Your goal: Clearly communicate progress and solicit constructive feedback
in all One of the most unexpected things early stage founders have to figure out is how to get the most out of their board. But making effective use of the board’s guidance and support is critical. The slides you use can help you run efficient and effective board meetings and make the most of the discussions they spark.
Much has been written about optimal board meeting cadence, flow, and hygiene, but for the sake of completeness, generally shorter (~1.5 hours), more frequent meetings (~6 weeks) make sense in the early stages.
Every board has its own preferences, and ultimately the pace needs to be right for everyone. You need to send your materials 24-48 hours in advance to allow time for participants to review the materials and ask their questions. It’s also important to have your “…head” functional leaders to discuss their areas of expertise.

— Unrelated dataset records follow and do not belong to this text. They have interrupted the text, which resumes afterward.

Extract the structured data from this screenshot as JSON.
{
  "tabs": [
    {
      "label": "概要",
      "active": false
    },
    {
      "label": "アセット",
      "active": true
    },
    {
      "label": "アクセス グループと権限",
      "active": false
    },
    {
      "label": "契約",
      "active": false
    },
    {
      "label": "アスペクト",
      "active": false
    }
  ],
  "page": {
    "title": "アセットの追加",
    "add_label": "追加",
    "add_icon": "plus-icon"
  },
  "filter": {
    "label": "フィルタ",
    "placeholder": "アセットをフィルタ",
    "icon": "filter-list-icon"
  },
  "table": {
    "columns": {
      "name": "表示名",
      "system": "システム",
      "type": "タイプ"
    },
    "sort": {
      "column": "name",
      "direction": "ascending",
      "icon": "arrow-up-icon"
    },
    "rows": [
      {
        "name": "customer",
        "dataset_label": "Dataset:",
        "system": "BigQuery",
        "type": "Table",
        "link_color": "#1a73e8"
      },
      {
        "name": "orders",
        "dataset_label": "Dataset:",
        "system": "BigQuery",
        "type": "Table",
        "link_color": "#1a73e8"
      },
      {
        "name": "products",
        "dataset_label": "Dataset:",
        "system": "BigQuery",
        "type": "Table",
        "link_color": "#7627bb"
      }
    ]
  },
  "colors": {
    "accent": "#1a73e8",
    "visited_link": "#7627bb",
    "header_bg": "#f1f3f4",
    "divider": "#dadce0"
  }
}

Then dig into the material! As a CEO, your goal is to clearly communicate business progress and solicit constructive feedback. So when you put your deck together, the information in your deck is more important than the visual design, although both are important.
The slides in this article are not a complete presentation. They are examples of real early board slides from seed and series A stage companies that do a great job of informing boards and driving constructive discussions. (Disclosure: Costanoa Ventures invested in Highnote and Highline.)
Showing the Progress of Business: Where the Rubber Meets the Road
It’s a powerful opening: it briefly reviews key accomplishments and sets the stage for the company’s main priorities until the next board update. It also effectively identifies the main discussion points for the CEO and the board. While ideally your board would read the slides ahead of time, they often don’t.
This slide helps prepare everyone up front and creates a framework for a helpful discussion. Remember, this is what board meetings are all about: discussion, not presentation or reading.
Here’s another great slide: “Business Metrics Overview” is a snapshot of the key metrics the board uses to measure the company. Every company has its own key metrics, but it’s best to start with a summary to set the context for how progress will be measured.
Your board members often work with many companies and don’t always know the best way to measure the company’s progress. So this is where you build how to best understand your particular key metric.
For early-stage companies, revenue is usually a lagging indicator, so it’s not your most important metric. For example, by listing your key metrics and marking them with a red or green dot, your board can quickly see what’s on/off track they always need to know. Unlike you, they don’t live and die according to your plan, so you need to remind them here.